§ Supplied data
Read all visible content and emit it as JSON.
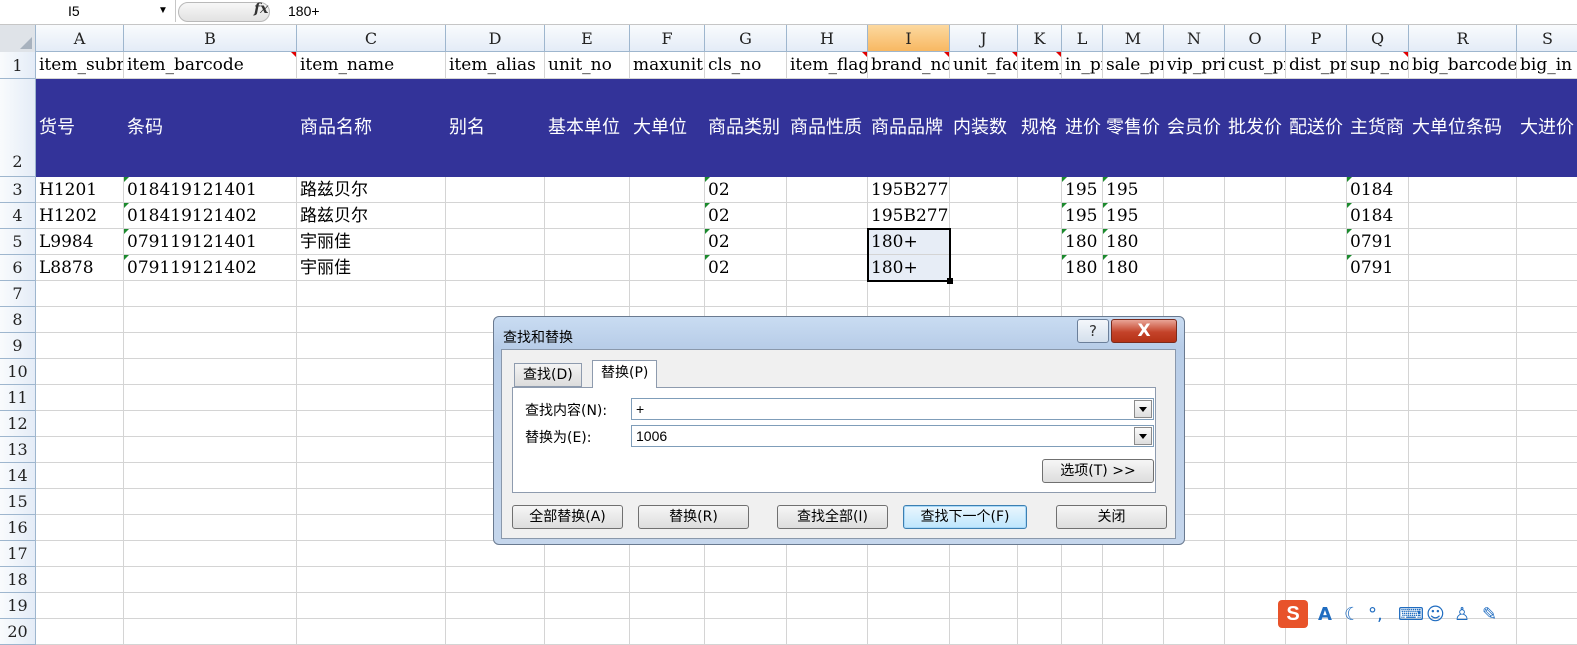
{
  "formula_bar": {
    "name_box": "I5",
    "fx_label": "fx",
    "content": "180+"
  },
  "columns": [
    "A",
    "B",
    "C",
    "D",
    "E",
    "F",
    "G",
    "H",
    "I",
    "J",
    "K",
    "L",
    "M",
    "N",
    "O",
    "P",
    "Q",
    "R",
    "S"
  ],
  "rows": [
    "1",
    "2",
    "3",
    "4",
    "5",
    "6",
    "7",
    "8",
    "9",
    "10",
    "11",
    "12",
    "13",
    "14",
    "15",
    "16",
    "17",
    "18",
    "19",
    "20"
  ],
  "field_row": [
    "item_subno",
    "item_barcode",
    "item_name",
    "item_alias",
    "unit_no",
    "maxunit",
    "cls_no",
    "item_flag",
    "brand_no",
    "unit_factor",
    "item_size",
    "in_price",
    "sale_price",
    "vip_price",
    "cust_price",
    "dist_price",
    "sup_no",
    "big_barcode",
    "big_in"
  ],
  "label_row": [
    "货号",
    "条码",
    "商品名称",
    "别名",
    "基本单位",
    "大单位",
    "商品类别",
    "商品性质",
    "商品品牌",
    "内装数",
    "规格",
    "进价",
    "零售价",
    "会员价",
    "批发价",
    "配送价",
    "主货商",
    "大单位条码",
    "大进价"
  ],
  "data_rows": [
    [
      "H1201",
      "018419121401",
      "路兹贝尔",
      "",
      "",
      "",
      "02",
      "",
      "195B277",
      "",
      "",
      "195",
      "195",
      "",
      "",
      "",
      "0184",
      "",
      ""
    ],
    [
      "H1202",
      "018419121402",
      "路兹贝尔",
      "",
      "",
      "",
      "02",
      "",
      "195B277",
      "",
      "",
      "195",
      "195",
      "",
      "",
      "",
      "0184",
      "",
      ""
    ],
    [
      "L9984",
      "079119121401",
      "宇丽佳",
      "",
      "",
      "",
      "02",
      "",
      "180+",
      "",
      "",
      "180",
      "180",
      "",
      "",
      "",
      "0791",
      "",
      ""
    ],
    [
      "L8878",
      "079119121402",
      "宇丽佳",
      "",
      "",
      "",
      "02",
      "",
      "180+",
      "",
      "",
      "180",
      "180",
      "",
      "",
      "",
      "0791",
      "",
      ""
    ]
  ],
  "dialog": {
    "title": "查找和替换",
    "help_label": "?",
    "close_label": "X",
    "tabs": [
      {
        "label": "查找(D)"
      },
      {
        "label": "替换(P)"
      }
    ],
    "find_label": "查找内容(N):",
    "find_value": "+",
    "replace_label": "替换为(E):",
    "replace_value": "1006",
    "options_label": "选项(T) >>",
    "buttons": {
      "replace_all": "全部替换(A)",
      "replace": "替换(R)",
      "find_all": "查找全部(I)",
      "find_next": "查找下一个(F)",
      "close": "关闭"
    }
  },
  "ime": {
    "logo": "S",
    "mode": "A"
  },
  "colors": {
    "header_fill": "#333399",
    "selected_col": "#f8b862",
    "close_red": "#c4432a"
  }
}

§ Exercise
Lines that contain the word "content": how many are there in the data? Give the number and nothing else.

§ Result of this exercise
2